Fike’s debut album is a great collection of fresh songs, full of life and meaning.
Dana Fike sings the title track which opens the album. Imagine Darlene Zschech from Hillsong joining an indy rock band and you’re not far from the sound that’s been captured.
The band's sound fits well within the adult pop / worship category that MercyMe and Casting Crowns fall into. With a catchy tune and lyrics that talk about “a day when all the world will see you shine”, it’s a great opening.
Fike is a husband and wife team plus band. Based at Vanguard Church in Colorado Springs, where they are worship pastors, the duo have put together a band to release this, their debut major label release.
Second song Grace sees Dana’s husband Richie’s lead the singing. Co written with Chris McClarney, there’s a strong melody and Richie’s voice is impressive.
The first two songs sound like two different solo projects, but third track Jehovah really sees the band come together. The drumming is more confident and both vocalists play to their strengths. Plus the lyrics are effective: “He’s not a statue in a church / He’s not a dream we’re chasing after / He’s here and now / Right where it hurts”
Wait is another welcome surprise. Ritchie’s voice is remarkably similar to John Mayer’s while the music is reminiscent of Jack Johnson or Jason Mraz. The summery acoustic vibe marks a welcome break after four fairly serious songs. The opening lyric “It never goes like I thought it should and that’s a real nice thing” is quite poor, but the song as a whole really hits the spot.

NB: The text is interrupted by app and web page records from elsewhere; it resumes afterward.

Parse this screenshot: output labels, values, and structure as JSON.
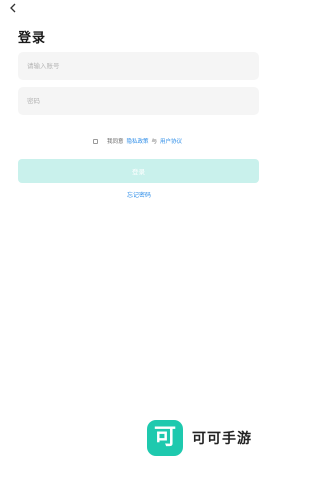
{
  "header": {
    "back_icon": "chevron-left-icon",
    "title": "登录"
  },
  "form": {
    "account_placeholder": "请输入账号",
    "account_value": "",
    "password_placeholder": "密码",
    "password_value": ""
  },
  "agreement": {
    "checked": false,
    "prefix": "我同意",
    "privacy_link": "隐私政策",
    "connector": "与",
    "terms_link": "用户协议"
  },
  "login_button_label": "登录",
  "forgot_password_label": "忘记密码",
  "watermark": {
    "logo_char": "可",
    "text": "可可手游"
  },
  "colors": {
    "accent": "#1ec9ae",
    "button_disabled": "#c9f1ec",
    "link": "#2f8ee8",
    "field_bg": "#f5f5f5"
  }
}
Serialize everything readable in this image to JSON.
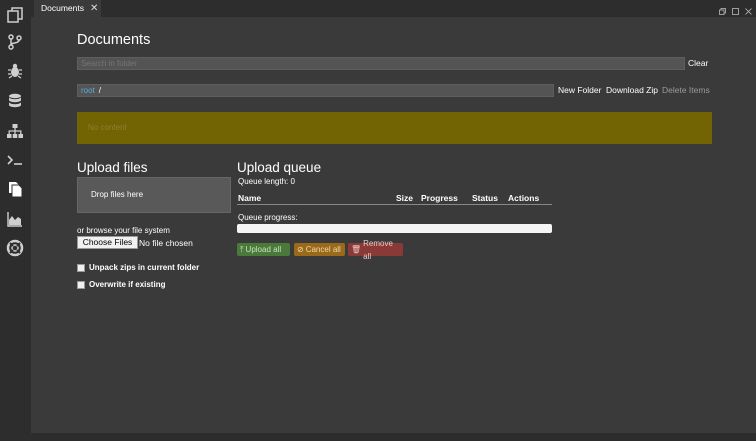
{
  "tab": {
    "label": "Documents",
    "close": "✕"
  },
  "sidebar": [
    "files-stack-icon",
    "branch-icon",
    "bug-icon",
    "database-icon",
    "sitemap-icon",
    "terminal-icon",
    "documents-icon",
    "area-chart-icon",
    "lifebuoy-icon"
  ],
  "page": {
    "title": "Documents"
  },
  "search": {
    "placeholder": "Search in folder",
    "clear_label": "Clear"
  },
  "path": {
    "root": "root",
    "separator": "/"
  },
  "actions": {
    "new_folder": "New Folder",
    "download_zip": "Download Zip",
    "delete_items": "Delete Items"
  },
  "status": {
    "no_content": "No content"
  },
  "upload": {
    "title": "Upload files",
    "dropzone": "Drop files here",
    "browse": "or browse your file system",
    "choose_files": "Choose Files",
    "no_file": "No file chosen",
    "unpack_label": "Unpack zips in current folder",
    "overwrite_label": "Overwrite if existing"
  },
  "queue": {
    "title": "Upload queue",
    "length_label": "Queue length: 0",
    "columns": {
      "name": "Name",
      "size": "Size",
      "progress": "Progress",
      "status": "Status",
      "actions": "Actions"
    },
    "progress_label": "Queue progress:",
    "progress_value": 0,
    "upload_all": "Upload all",
    "cancel_all": "Cancel all",
    "remove_all": "Remove all"
  },
  "colors": {
    "accent": "#5ba9e0",
    "warning": "#726403",
    "success": "#4a7a3a",
    "cancel": "#9a6a1a",
    "danger": "#8a3a36"
  }
}
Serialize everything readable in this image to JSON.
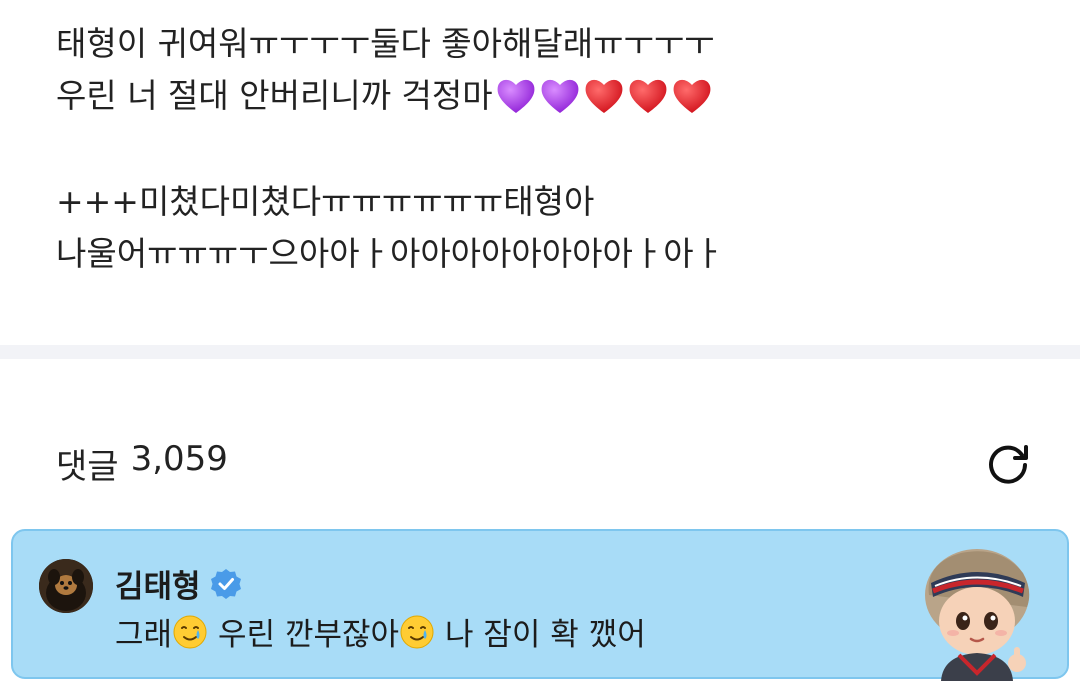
{
  "post": {
    "line1": "태형이 귀여워ㅠㅜㅜㅜ둘다 좋아해달래ㅠㅜㅜㅜ",
    "line2": "우린 너 절대 안버리니까 걱정마",
    "line2_emoji": [
      "purple-heart",
      "purple-heart",
      "red-heart",
      "red-heart",
      "red-heart"
    ],
    "line3": "+++미쳤다미쳤다ㅠㅠㅠㅠㅠㅠ태형아",
    "line4": "나울어ㅠㅠㅠㅜ으아아ㅏ아아아아아아아아ㅏ아ㅏ"
  },
  "comments": {
    "label": "댓글",
    "count": "3,059",
    "refresh_icon": "refresh-icon"
  },
  "pinned_comment": {
    "author": "김태형",
    "verified_icon": "verified-badge-icon",
    "text_part1": "그래",
    "text_part2": "우린 깐부잖아",
    "text_part3": "나 잠이 확 깼어",
    "emoji": "smiling-face-with-tear",
    "colors": {
      "background": "#a8dcf7",
      "border": "#7ec6ee",
      "verified": "#4a9be8"
    }
  }
}
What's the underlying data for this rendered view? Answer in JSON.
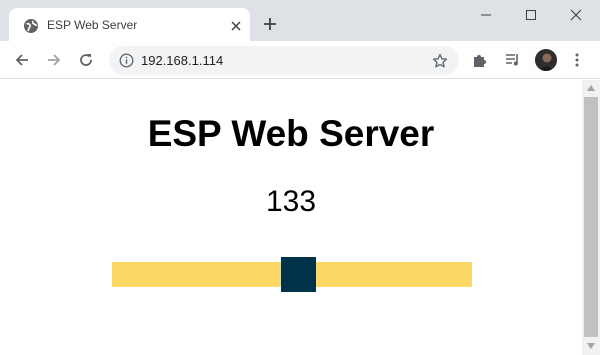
{
  "browser": {
    "tab_title": "ESP Web Server",
    "url": "192.168.1.114"
  },
  "page": {
    "title": "ESP Web Server",
    "slider": {
      "value": "133",
      "fraction": 0.52,
      "track_color": "#FED866",
      "thumb_color": "#003249"
    }
  },
  "icons": {
    "tab_favicon": "globe-icon",
    "tab_close": "close-icon",
    "new_tab": "plus-icon",
    "minimize": "minimize-icon",
    "maximize": "maximize-icon",
    "close_window": "close-icon",
    "back": "arrow-left-icon",
    "forward": "arrow-right-icon",
    "reload": "reload-icon",
    "site_info": "info-icon",
    "bookmark": "star-icon",
    "extensions": "puzzle-icon",
    "media": "media-queue-icon",
    "menu": "kebab-menu-icon"
  }
}
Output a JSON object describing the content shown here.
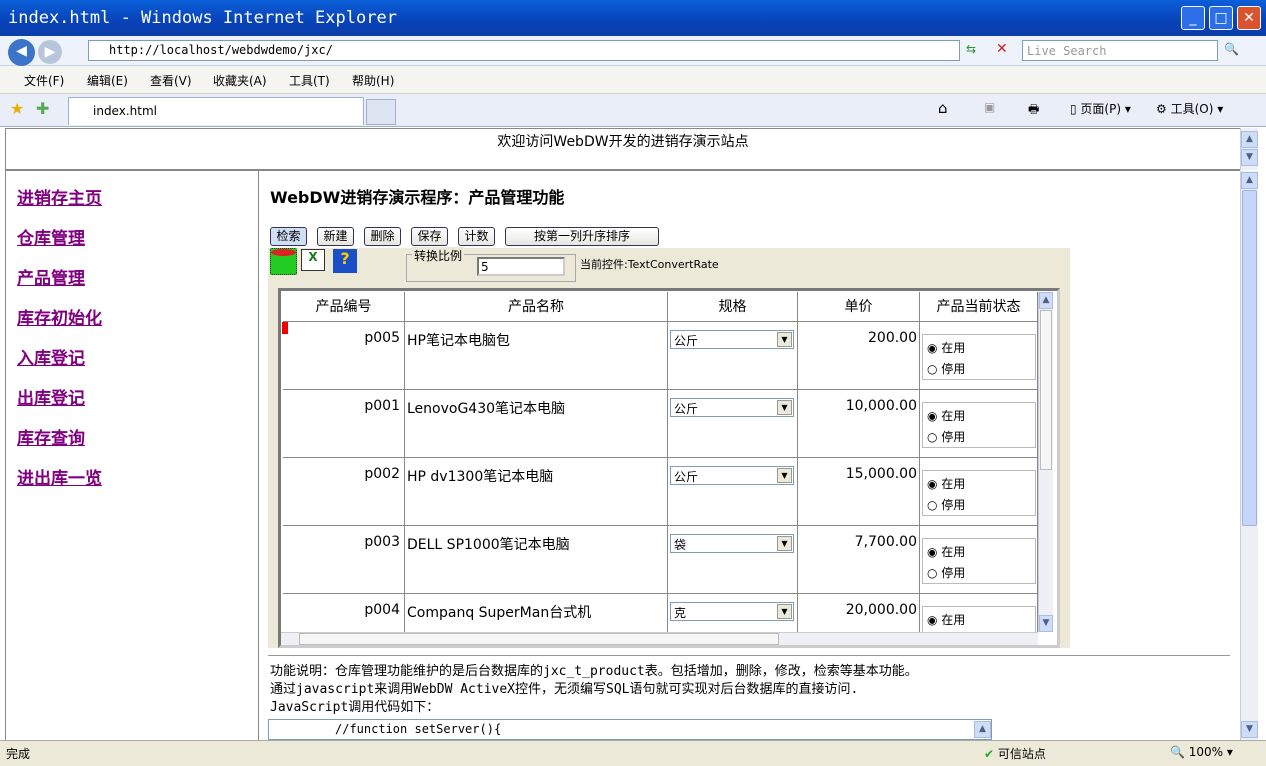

Song of Sacrifice picks up where Wait left off. A bouncy rhythm kept by finger picking an acoustic guitar runs throughout the song. Richie leads the singing while his wife provides some gentle backing vocals. The rhythm and phrasing of the lyrics is catchy and meaningful.
Seeing as Ritchie has just led two reflective songs, it seems it’s Dana’s turn. Sadly Glorious You Are is a little too slow and simple to make much of an impact. Although the bridge does build nicely, the final chorus is still too basic to be memorable.
Behold Our God starts with a well executed guitar riff. It’s easy to see why the whole band has been given songwriting credit. Each instrument keeps to its distinct parts as the most rocked up song on the album gets going. A funky guitar and bass keep the music interesting while the drums are let loose in the chorus for a powerful declaration of praise to God.
My Saviour Lord has a typical American pop sound to it. The chord progression in the bridge is particularly satisfying and Ritchie’s voice is superb.
In This House starts with deep guitar tones and Dana’s voice singing the moody verses. Ritchie’s voice breaks in at the chorus. The contrast works well as the duo again play to their strengths.
Be Still is a deeply honest song while Outshout the Lies is a loud and passionate effort, although neither quite match the brilliance of some of the earlier tracks.
Penultimath song Chosen features some very clever instrumentation and Dana’s voice sounds clearer than ever. Containing a beautiful melody and thoughtful lyrics, it’s a stand out song.
Final track That’s Why I Praise starts with a soft bluesy electric guitar before Ritchie’s voice enters. It’s a gentle finish to an outstanding album.
The Moment We’ve Been Waiting For is a great pop record just in time for summer. Full of original sounds and great new songs, there’s something for everyone on the recording.
It’s a rich album that will benefit anyone looking for new songs that will inspire, uplift and encourage. Almost all of the themes explored are bright and joyful.
Rating: 8 out of 10
June 26th, 2012 - Posted & Written by Sam Hailes